Processes take time and require painstaking efforts to arrive at desired outcomes. But the state often has no patience. It occasionally wishes to proclaim that a vaccine to deal with coronavirus is around the corner, knowing fully well that the process requires several stages of trials, the results of which are not known till trials prove the vaccine to be efficacious and safe. ICMR’s proclamation that a vaccine will be ready for launch by August 15, 2020 was the result of such impatience.
For the same reason, the state makes unrealistic claims on several fronts about outcomes without adhering to procedural safeguards. We have heard the finance minister talk about sprouting green shoots, predicting an economic turnaround while indicators point to a continuing slump. Earlier, we heard the prime minister predict that the war against coronavirus will be won in 21 days, without being aware of what the virus has in store for us.
The government talks about fatal blows to Pakistani terrorists; a befitting response to Chinese infiltrators; when there are no signs of either abating Pakistan engineered terrorist activity or Chinese intent to withdraw from territories illegally occupied by them. Similarly, year after year we hear about how the following year pollution levels will be successfully reduced, without having a process in place to ensure such an outcome.
The less democracies rely on processes, the greater the likelihood of outcomes being driven by authoritarian diktats. Since 2014, parliamentary procedures and constitutional processes have been jettisoned for bypassing a vote in the Rajya Sabha when clearing ordinary Bills as Money Bills. This is done to prevent the possible rejection of the Bill in the Rajya Sabha. Yet, such a subversion of established procedures is projected as the ability of the government to act decisively.
We often witness discussions in Parliament being truncated depending on the possible outcome if the issue is somehow allowed to be debated. Several Bills are passed without discussion.
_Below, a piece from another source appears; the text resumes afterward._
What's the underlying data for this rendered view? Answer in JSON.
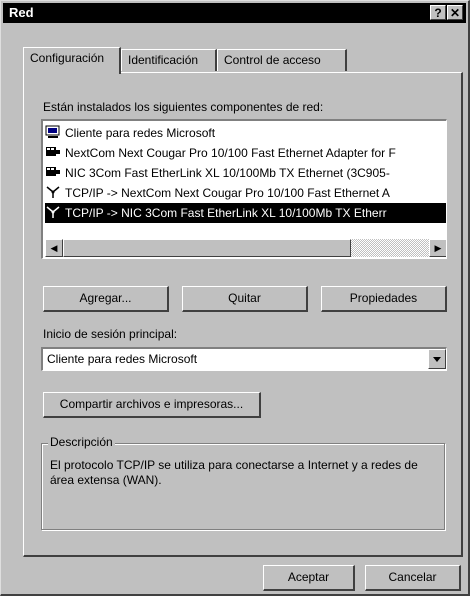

Occasionally, MPs are required to discuss important legislative measures without Bills being circulated in time. The opposition is taken by surprise and its protestations go a begging. Topical issues which require immediate discussion are either not slotted or allotted too little time.
Government claims that the recently announced National Education Policy will bring about a sea change in the way we teach and assess our children. However, if we don’t have trained and skilful teachers who are aligned to the policy framework, how will proclaimed outcomes come about? If examinations are not going to be the basis of evaluating the merit of the students, then what frameworks have been put in place for the kind of evaluation necessary in order to achieve the desired proclaimed outcomes? Sadly, none of the processes are in place.
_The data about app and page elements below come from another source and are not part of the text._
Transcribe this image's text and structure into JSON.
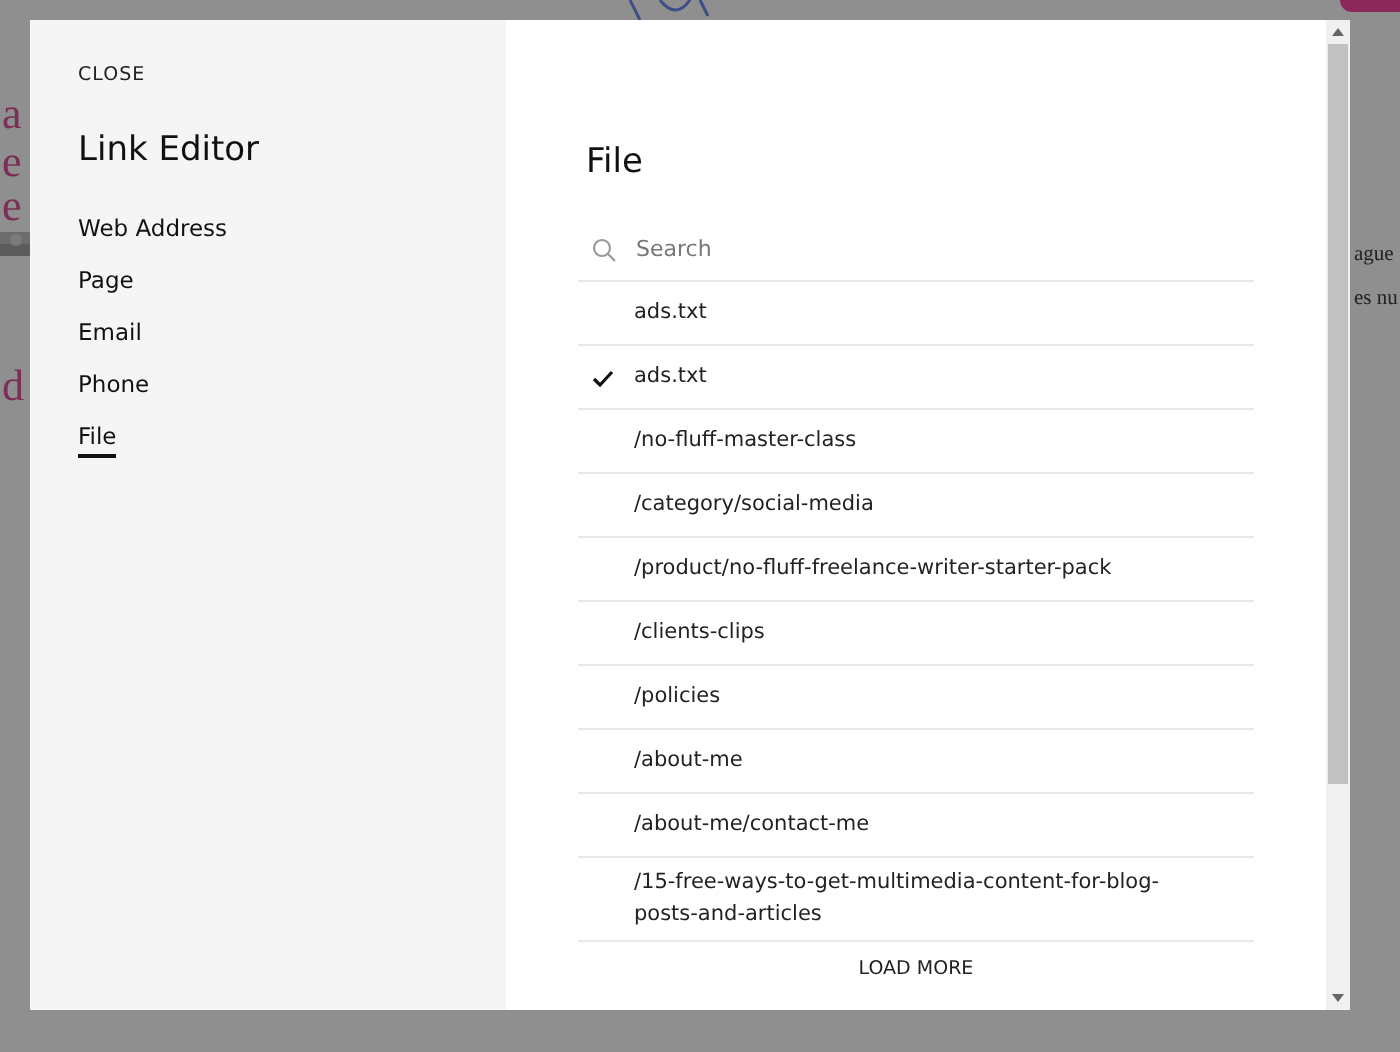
{
  "background": {
    "fragments": [
      {
        "text": "a",
        "kind": "heading"
      },
      {
        "text": "e",
        "kind": "heading"
      },
      {
        "text": "e",
        "kind": "heading"
      },
      {
        "text": "d",
        "kind": "heading"
      },
      {
        "text": "ague",
        "kind": "body"
      },
      {
        "text": "es nu",
        "kind": "body"
      }
    ]
  },
  "sidebar": {
    "close": "CLOSE",
    "title": "Link Editor",
    "items": [
      {
        "label": "Web Address",
        "selected": false
      },
      {
        "label": "Page",
        "selected": false
      },
      {
        "label": "Email",
        "selected": false
      },
      {
        "label": "Phone",
        "selected": false
      },
      {
        "label": "File",
        "selected": true
      }
    ]
  },
  "content": {
    "title": "File",
    "search": {
      "placeholder": "Search"
    },
    "files": [
      {
        "name": "ads.txt",
        "selected": false
      },
      {
        "name": "ads.txt",
        "selected": true
      },
      {
        "name": "/no-fluff-master-class",
        "selected": false
      },
      {
        "name": "/category/social-media",
        "selected": false
      },
      {
        "name": "/product/no-fluff-freelance-writer-starter-pack",
        "selected": false
      },
      {
        "name": "/clients-clips",
        "selected": false
      },
      {
        "name": "/policies",
        "selected": false
      },
      {
        "name": "/about-me",
        "selected": false
      },
      {
        "name": "/about-me/contact-me",
        "selected": false
      },
      {
        "name": "/15-free-ways-to-get-multimedia-content-for-blog-posts-and-articles",
        "selected": false
      }
    ],
    "load_more": "LOAD MORE"
  }
}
The same is true of healthcare. If primary healthcare centres are not fully equipped and rural areas are not served by competent doctors, how will it ensure that the mechanisms put in place deliver effective healthcare to all? A strong structure cannot be built without its foundation being laid by skilful masons. Those at the helm of affairs, guiding and deciding our country’s future are not even skilled enough to understand democratic processes. That is the bane of Indian democracy.
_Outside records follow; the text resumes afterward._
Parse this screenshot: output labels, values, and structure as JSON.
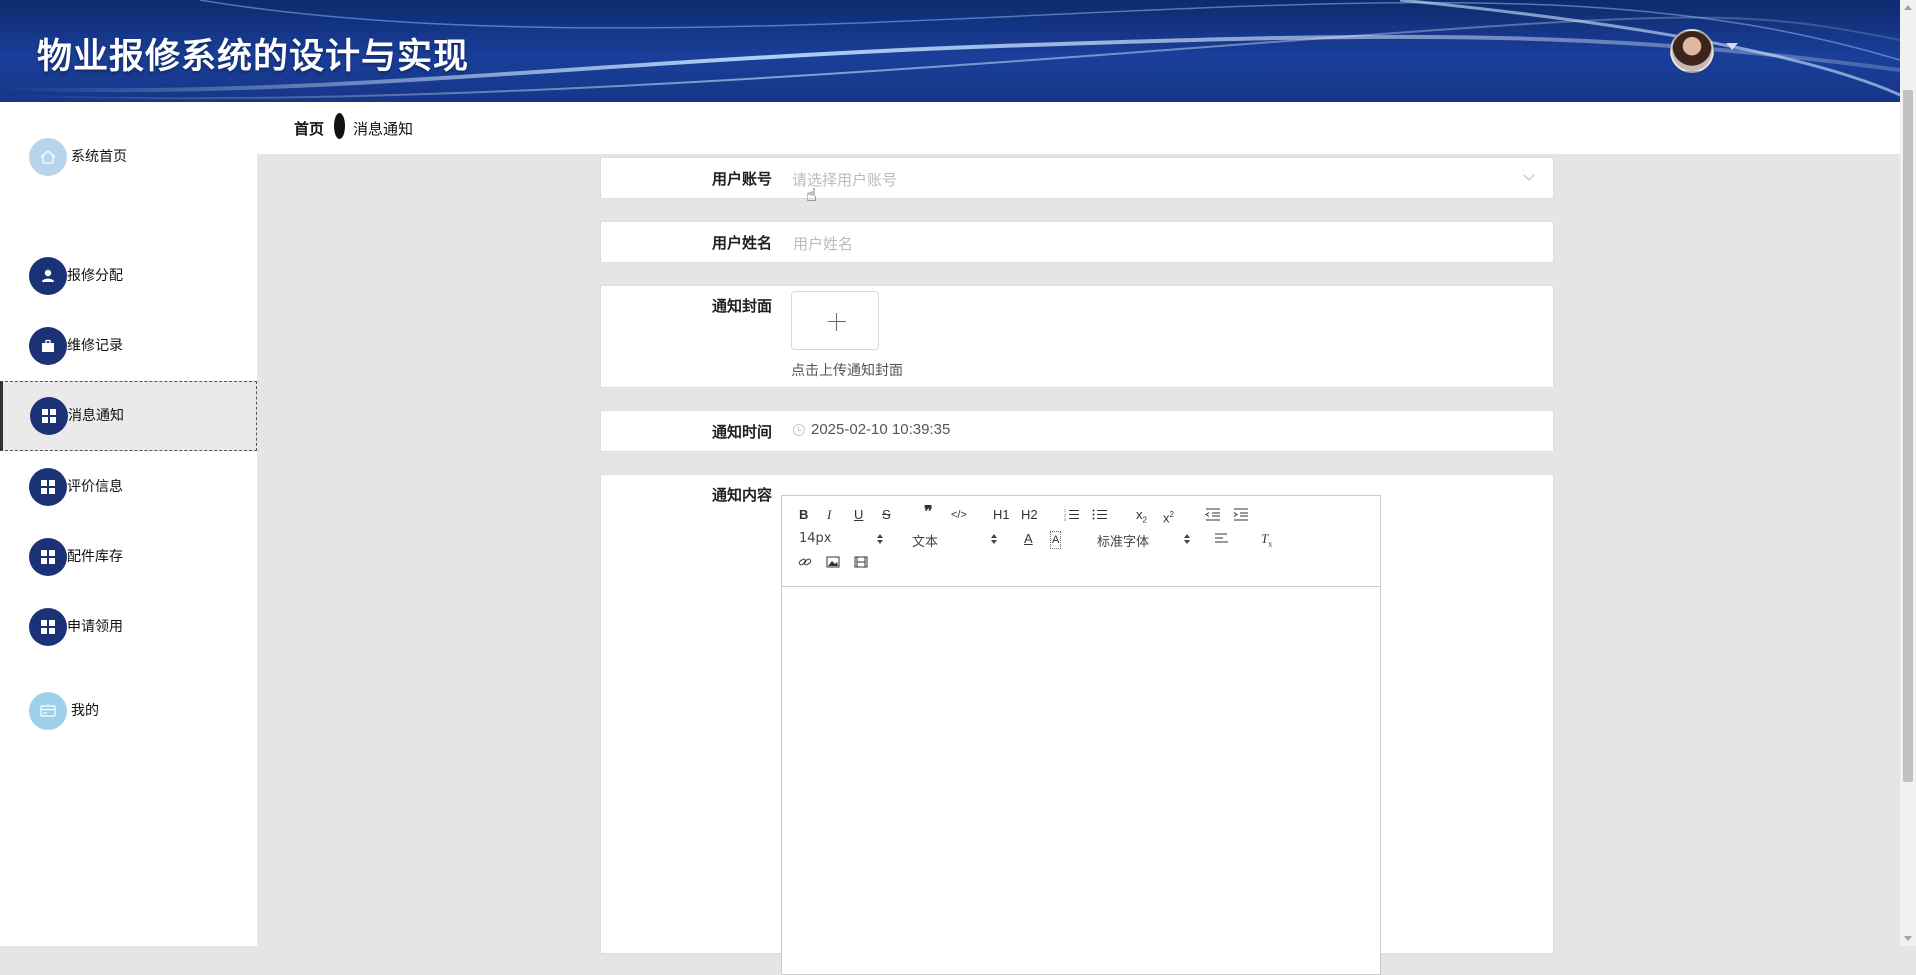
{
  "header": {
    "title": "物业报修系统的设计与实现",
    "avatar_name": "user-avatar"
  },
  "breadcrumb": {
    "home": "首页",
    "current": "消息通知"
  },
  "sidebar": {
    "items": [
      {
        "label": "系统首页",
        "icon": "home-icon"
      },
      {
        "label": "报修分配",
        "icon": "user-icon"
      },
      {
        "label": "维修记录",
        "icon": "briefcase-icon"
      },
      {
        "label": "消息通知",
        "icon": "grid-icon",
        "active": true
      },
      {
        "label": "评价信息",
        "icon": "grid-icon"
      },
      {
        "label": "配件库存",
        "icon": "grid-icon"
      },
      {
        "label": "申请领用",
        "icon": "grid-icon"
      },
      {
        "label": "我的",
        "icon": "card-icon"
      }
    ]
  },
  "form": {
    "account": {
      "label": "用户账号",
      "placeholder": "请选择用户账号"
    },
    "name": {
      "label": "用户姓名",
      "placeholder": "用户姓名"
    },
    "cover": {
      "label": "通知封面",
      "tip": "点击上传通知封面"
    },
    "time": {
      "label": "通知时间",
      "value": "2025-02-10 10:39:35"
    },
    "content": {
      "label": "通知内容"
    }
  },
  "editor": {
    "font_size": "14px",
    "header_select": "文本",
    "font_family": "标准字体",
    "h1": "H1",
    "h2": "H2"
  },
  "colors": {
    "header_bg": "#1a3f9a",
    "nav_icon": "#1b3276",
    "page_bg": "#e5e5e5"
  }
}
China delivers outcomes because of its totalitarian regime. But in a democracy, in the absence of a culture of totalitarianism, these processes can only be put in place by reaching out, by dialogue, by listening and by taking all stakeholders into confidence to ensure the outcomes proclaimed are attained. That is missing. This is the reason most claims made by the state have come to haunt it. People of India are caught in the midst of a regime that believes only in outcomes. Democratic processes have fallen by the wayside.